Must-click link: “This is what domestic abuse looks like”


Former big leaguer Milton Bradley was a combustable presence on the field and a violent man off of it. We knew this because we read the news reports of his multiple arrests and controversies. Anyone who remembers him will remember him as a bad guy.

But even if we knew that he was a bad guy, we probably didn’t think too hard about how bad a guy he was. I think we do that with most athletes who get in trouble, actually. We think of players as good seeds or bad seeds and think the good guys are generally all alike and the bad guys are generally all alike. But we don’t think too hard about the specific behavior which gets a guy labeled a bad seed. Especially guys who aren’t in the game anymore. Was he the drunk guy or the guy who was caught with the prostitute? Was he the guy who got in the bar fights or the guy who hit his wife that time? It all blends together to some extent. They aren’t important people to our daily lives. They’re just jocks and entertainers.

Sometimes, however, we’re reminded of just how bad a seed someone can be. Today we’re reminded of how bad Milton Bradley is in the form of this article in Sports Illustrated. It’s not an editorial. It’s not an argument against him or a profile of him. It’s nothing more than four pages setting forth legal records, and straightforward testimony — interspersed with some factual context from the news — about his abuse of his late wife, Monique Bradley.  Some of it is her testimony in legal proceedings or affidavits. Some of it are Bradley’s own statements. All of it paints a horrifying picture of what life was like for Monique Bradley and her children as a result of Milton Bradley’s violence, threats and abuse.

If you go back and Google Bradley, you quickly learn of his arrests for beating and attempting to strangle his wife. His eventual conviction for domestic violence, which included battery, assault with a deadly weapon and death threats. You learn that, in September 2013, Monique Bradley died at the age of 33. This is all information that, even if we forgot or never knew, we can quickly ascertain without much effort. We can obtain basic information like this about all of the other bad seeds too. And then we can, as we so often and somewhat understandably do, forget what few details we know and go on with our own lives.

But after learning the details of Milton Bradley’s violence as set forth in this article, it’ll be much, much harder to forget them. And much, much harder for anyone who reads them to casually dismiss the next athlete we hear of who commits an act of domestic violence as one of the many bad seeds around, worthy of no more scrutiny than the other bad seeds.

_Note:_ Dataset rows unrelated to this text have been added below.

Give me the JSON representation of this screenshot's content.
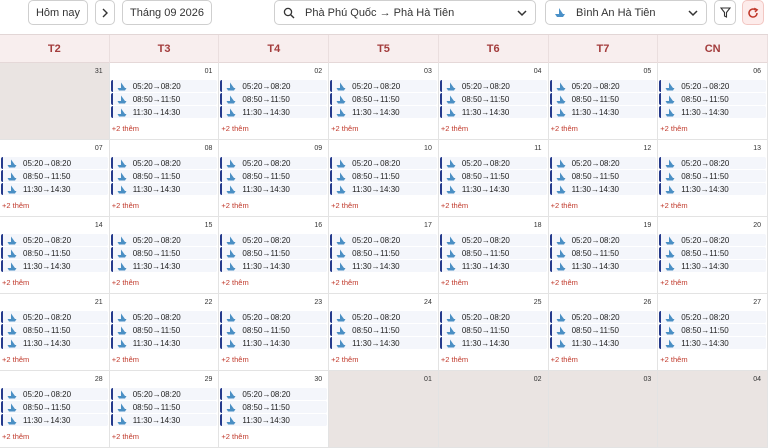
{
  "toolbar": {
    "today_label": "Hôm nay",
    "month_label": "Tháng 09 2026",
    "route_label": "Phà Phú Quốc → Phà Hà Tiên",
    "company_label": "Bình An Hà Tiên",
    "icons": {
      "prev": "chevron-left-icon",
      "next": "chevron-right-icon",
      "search": "search-icon",
      "dropdown": "chevron-down-icon",
      "filter": "filter-icon",
      "refresh": "refresh-icon",
      "ship": "ship-icon"
    }
  },
  "colors": {
    "header_bg": "#f8eeee",
    "header_text": "#a33c3c",
    "trip_accent": "#253a8c",
    "more_text": "#c0392b",
    "disabled_bg": "#eae4e2"
  },
  "weekdays": [
    "T2",
    "T3",
    "T4",
    "T5",
    "T6",
    "T7",
    "CN"
  ],
  "weeks": [
    [
      {
        "day": "31",
        "enabled": false,
        "trips": [],
        "more": ""
      },
      {
        "day": "01",
        "enabled": true,
        "trips": [
          "05:20→08:20",
          "08:50→11:50",
          "11:30→14:30"
        ],
        "more": "+2 thêm"
      },
      {
        "day": "02",
        "enabled": true,
        "trips": [
          "05:20→08:20",
          "08:50→11:50",
          "11:30→14:30"
        ],
        "more": "+2 thêm"
      },
      {
        "day": "03",
        "enabled": true,
        "trips": [
          "05:20→08:20",
          "08:50→11:50",
          "11:30→14:30"
        ],
        "more": "+2 thêm"
      },
      {
        "day": "04",
        "enabled": true,
        "trips": [
          "05:20→08:20",
          "08:50→11:50",
          "11:30→14:30"
        ],
        "more": "+2 thêm"
      },
      {
        "day": "05",
        "enabled": true,
        "trips": [
          "05:20→08:20",
          "08:50→11:50",
          "11:30→14:30"
        ],
        "more": "+2 thêm"
      },
      {
        "day": "06",
        "enabled": true,
        "trips": [
          "05:20→08:20",
          "08:50→11:50",
          "11:30→14:30"
        ],
        "more": "+2 thêm"
      }
    ],
    [
      {
        "day": "07",
        "enabled": true,
        "trips": [
          "05:20→08:20",
          "08:50→11:50",
          "11:30→14:30"
        ],
        "more": "+2 thêm"
      },
      {
        "day": "08",
        "enabled": true,
        "trips": [
          "05:20→08:20",
          "08:50→11:50",
          "11:30→14:30"
        ],
        "more": "+2 thêm"
      },
      {
        "day": "09",
        "enabled": true,
        "trips": [
          "05:20→08:20",
          "08:50→11:50",
          "11:30→14:30"
        ],
        "more": "+2 thêm"
      },
      {
        "day": "10",
        "enabled": true,
        "trips": [
          "05:20→08:20",
          "08:50→11:50",
          "11:30→14:30"
        ],
        "more": "+2 thêm"
      },
      {
        "day": "11",
        "enabled": true,
        "trips": [
          "05:20→08:20",
          "08:50→11:50",
          "11:30→14:30"
        ],
        "more": "+2 thêm"
      },
      {
        "day": "12",
        "enabled": true,
        "trips": [
          "05:20→08:20",
          "08:50→11:50",
          "11:30→14:30"
        ],
        "more": "+2 thêm"
      },
      {
        "day": "13",
        "enabled": true,
        "trips": [
          "05:20→08:20",
          "08:50→11:50",
          "11:30→14:30"
        ],
        "more": "+2 thêm"
      }
    ],
    [
      {
        "day": "14",
        "enabled": true,
        "trips": [
          "05:20→08:20",
          "08:50→11:50",
          "11:30→14:30"
        ],
        "more": "+2 thêm"
      },
      {
        "day": "15",
        "enabled": true,
        "trips": [
          "05:20→08:20",
          "08:50→11:50",
          "11:30→14:30"
        ],
        "more": "+2 thêm"
      },
      {
        "day": "16",
        "enabled": true,
        "trips": [
          "05:20→08:20",
          "08:50→11:50",
          "11:30→14:30"
        ],
        "more": "+2 thêm"
      },
      {
        "day": "17",
        "enabled": true,
        "trips": [
          "05:20→08:20",
          "08:50→11:50",
          "11:30→14:30"
        ],
        "more": "+2 thêm"
      },
      {
        "day": "18",
        "enabled": true,
        "trips": [
          "05:20→08:20",
          "08:50→11:50",
          "11:30→14:30"
        ],
        "more": "+2 thêm"
      },
      {
        "day": "19",
        "enabled": true,
        "trips": [
          "05:20→08:20",
          "08:50→11:50",
          "11:30→14:30"
        ],
        "more": "+2 thêm"
      },
      {
        "day": "20",
        "enabled": true,
        "trips": [
          "05:20→08:20",
          "08:50→11:50",
          "11:30→14:30"
        ],
        "more": "+2 thêm"
      }
    ],
    [
      {
        "day": "21",
        "enabled": true,
        "trips": [
          "05:20→08:20",
          "08:50→11:50",
          "11:30→14:30"
        ],
        "more": "+2 thêm"
      },
      {
        "day": "22",
        "enabled": true,
        "trips": [
          "05:20→08:20",
          "08:50→11:50",
          "11:30→14:30"
        ],
        "more": "+2 thêm"
      },
      {
        "day": "23",
        "enabled": true,
        "trips": [
          "05:20→08:20",
          "08:50→11:50",
          "11:30→14:30"
        ],
        "more": "+2 thêm"
      },
      {
        "day": "24",
        "enabled": true,
        "trips": [
          "05:20→08:20",
          "08:50→11:50",
          "11:30→14:30"
        ],
        "more": "+2 thêm"
      },
      {
        "day": "25",
        "enabled": true,
        "trips": [
          "05:20→08:20",
          "08:50→11:50",
          "11:30→14:30"
        ],
        "more": "+2 thêm"
      },
      {
        "day": "26",
        "enabled": true,
        "trips": [
          "05:20→08:20",
          "08:50→11:50",
          "11:30→14:30"
        ],
        "more": "+2 thêm"
      },
      {
        "day": "27",
        "enabled": true,
        "trips": [
          "05:20→08:20",
          "08:50→11:50",
          "11:30→14:30"
        ],
        "more": "+2 thêm"
      }
    ],
    [
      {
        "day": "28",
        "enabled": true,
        "trips": [
          "05:20→08:20",
          "08:50→11:50",
          "11:30→14:30"
        ],
        "more": "+2 thêm"
      },
      {
        "day": "29",
        "enabled": true,
        "trips": [
          "05:20→08:20",
          "08:50→11:50",
          "11:30→14:30"
        ],
        "more": "+2 thêm"
      },
      {
        "day": "30",
        "enabled": true,
        "trips": [
          "05:20→08:20",
          "08:50→11:50",
          "11:30→14:30"
        ],
        "more": "+2 thêm"
      },
      {
        "day": "01",
        "enabled": false,
        "trips": [],
        "more": ""
      },
      {
        "day": "02",
        "enabled": false,
        "trips": [],
        "more": ""
      },
      {
        "day": "03",
        "enabled": false,
        "trips": [],
        "more": ""
      },
      {
        "day": "04",
        "enabled": false,
        "trips": [],
        "more": ""
      }
    ]
  ]
}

Orioles sign OF Aaron Hicks, put Cedric Mullins on 10-day IL with groin strain

Tommy Gilligan-USA TODAY Sports

BALTIMORE — The Baltimore Orioles signed outfielder Aaron Hicks less than 24 hours after Cedric Mullins went down with a strained right groin.

Mullins went on the 10-day injured list, but the Orioles are hoping Hicks can help defensively in the spacious outfield at Camden Yards. Hicks was released last week by the New York Yankees with more than 2 1/2 seasons left on his contract.

“We had noticed that he was a free agent even before the injury,” Orioles general manager Mike Elias said. “When the injury occurred and it became pretty clear this was going to be an IL, it seemed like a good fit even more so at that time.”

The Orioles are responsible for paying Hicks just $483,871, a prorated share of the $720,000 minimum salary. The Yankees owe him the rest of his $10.5 million salary this year, plus $9.5 million in each of the next two seasons and a $1 million buyout of a 2026 team option.

The 33-year-old Hicks hit just .188 in 28 games for the Yankees this year.

“We have stuff that we look at from a scouting and evaluation perspective,” Elias said. “It’s very different from just looking at the back of a baseball card, and we hope that we get a bounceback from anyone we bring here.”

Hicks batted .216 last season.

“Hopefully that’s a good thing for him,” Yankees manager Aaron Boone said of the Baltimore deal. “A lot of time here and a lot of good things happened for him here. I know the last couple of years have been a struggle. But hopefully it’s a good opportunity for him and certainly wish him well. Not too well being in our division and a team we’re chasing, but hopefully it’s a really good fit for him.”

Mullins left a loss to Cleveland after he pulled up while running out an infield grounder. Outfielder Colton Cowser – the fifth pick in the draft two years ago – is hitting .331 at Triple-A Norfolk, but he went on the IL in the past couple weeks.

“Certainly he was building a case towards promotion consideration prior to his injury and prior to Cedric’s injury,” Elias said. “We’ll just see where we’re at.”

Hicks was active for the game but not in the starting lineup. Austin Hays, normally Baltimore’s left field, was in Mullins’ usual spot in center.

When the wall in left at Camden Yards was pushed significantly back before last season, it made left field a bigger challenge defensively.

“In this park … you really need two center fielders,” manager Brandon Hyde said. “Aaron’s got a lot of center-field experience. Played left field here before also. Brings the defensive aspect and then the switch-hitting.”